Last year, I was at a client and I had to integrate an Entity Framework 4 library into a new shiny .NET Core application. The library had already been converted to .NET Standard, therefore I made the assumption that this would be the easy part of delivering this software.

I was so wrong.

Prelude To Madness

Database-First Entity Framework projects get compiled into three seperate files: {name}.csdl, {name}.ssdl, and {name}.msl. I checked for these files in the /bin folder and there were no files with those extensions. As any developer/engineer faced with a problem that I didn’t know the answer to, I Googled it.

I learned many things through my searching.
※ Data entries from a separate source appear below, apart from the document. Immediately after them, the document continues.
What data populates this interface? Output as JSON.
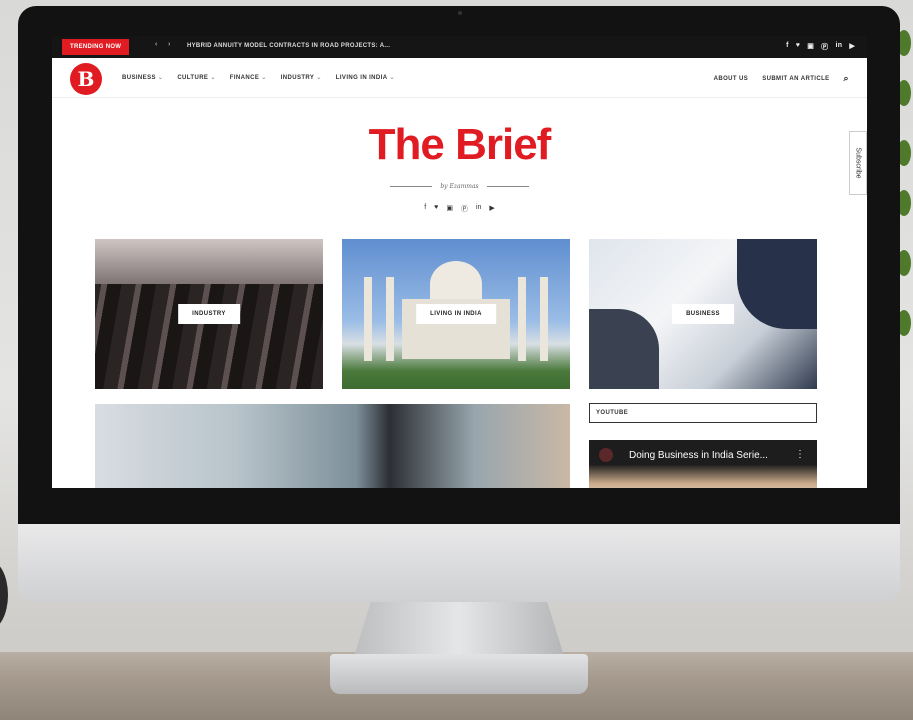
{
  "topbar": {
    "badge": "TRENDING NOW",
    "prev_icon": "‹",
    "next_icon": "›",
    "headline": "HYBRID ANNUITY MODEL CONTRACTS IN ROAD PROJECTS: A...",
    "social_icons": [
      "facebook-icon",
      "twitter-icon",
      "instagram-icon",
      "pinterest-icon",
      "linkedin-icon",
      "youtube-icon"
    ],
    "social_glyphs": [
      "f",
      "♥",
      "▣",
      "Ⓟ",
      "in",
      "▶"
    ]
  },
  "nav": {
    "logo": "B",
    "menu": [
      {
        "label": "BUSINESS",
        "caret": "⌄"
      },
      {
        "label": "CULTURE",
        "caret": "⌄"
      },
      {
        "label": "FINANCE",
        "caret": "⌄"
      },
      {
        "label": "INDUSTRY",
        "caret": "⌄"
      },
      {
        "label": "LIVING IN INDIA",
        "caret": "⌄"
      }
    ],
    "about": "ABOUT US",
    "submit": "SUBMIT AN ARTICLE",
    "search_glyph": "⌕"
  },
  "subscribe": "Subscribe",
  "header": {
    "title": "The Brief",
    "byline": "by Ezammas",
    "social_glyphs": [
      "f",
      "♥",
      "▣",
      "Ⓟ",
      "in",
      "▶"
    ]
  },
  "tiles": {
    "industry": "INDUSTRY",
    "india": "LIVING IN INDIA",
    "business": "BUSINESS"
  },
  "sidebar": {
    "youtube_label": "YOUTUBE",
    "video_title": "Doing Business in India Serie...",
    "video_menu": "⋮"
  },
  "colors": {
    "brand_red": "#e01b22",
    "topbar": "#151515"
  }
}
First and foremost was that there was almost no one using Entity Framework 4 (EF4) anymore (or at least anyone that would publicly admit it). The next thing I learned is that the few people who were admitting to still using EF4, were not moving to .NET Core just yet.

Then I stumbled across a GitHub issue that suggested tracing through the verbose build output. Finally something I can work with! I delved in and scanned through over 10,000 lines of build output looking for errors, anomalies, or other general weirdness. There was nothing. The file extensions of either the pre or post compiler files were nowhere to be found.

Back to Google!

After another hour or so of completely fruitless searches, I removed the EF4 keywords from my search and found the answer on StackOverflow (of course).

The Answer

It turns out that neither EF4 nor .NET Core had anything to do with the issue. I had added the dependency of Entity Framework Core (EF Core) and as it turns out EF Core does not support the Database First approach, only the Code First approach. So after swapping EF Core for Entity Framework 6, everything was working as expected. :tada:

Lessons Learned

  • Try not to get tunnel vision by focusing on the obvious culprit after having done the basic due dilligence
  • Consider the search parameters being used and swap them out selectively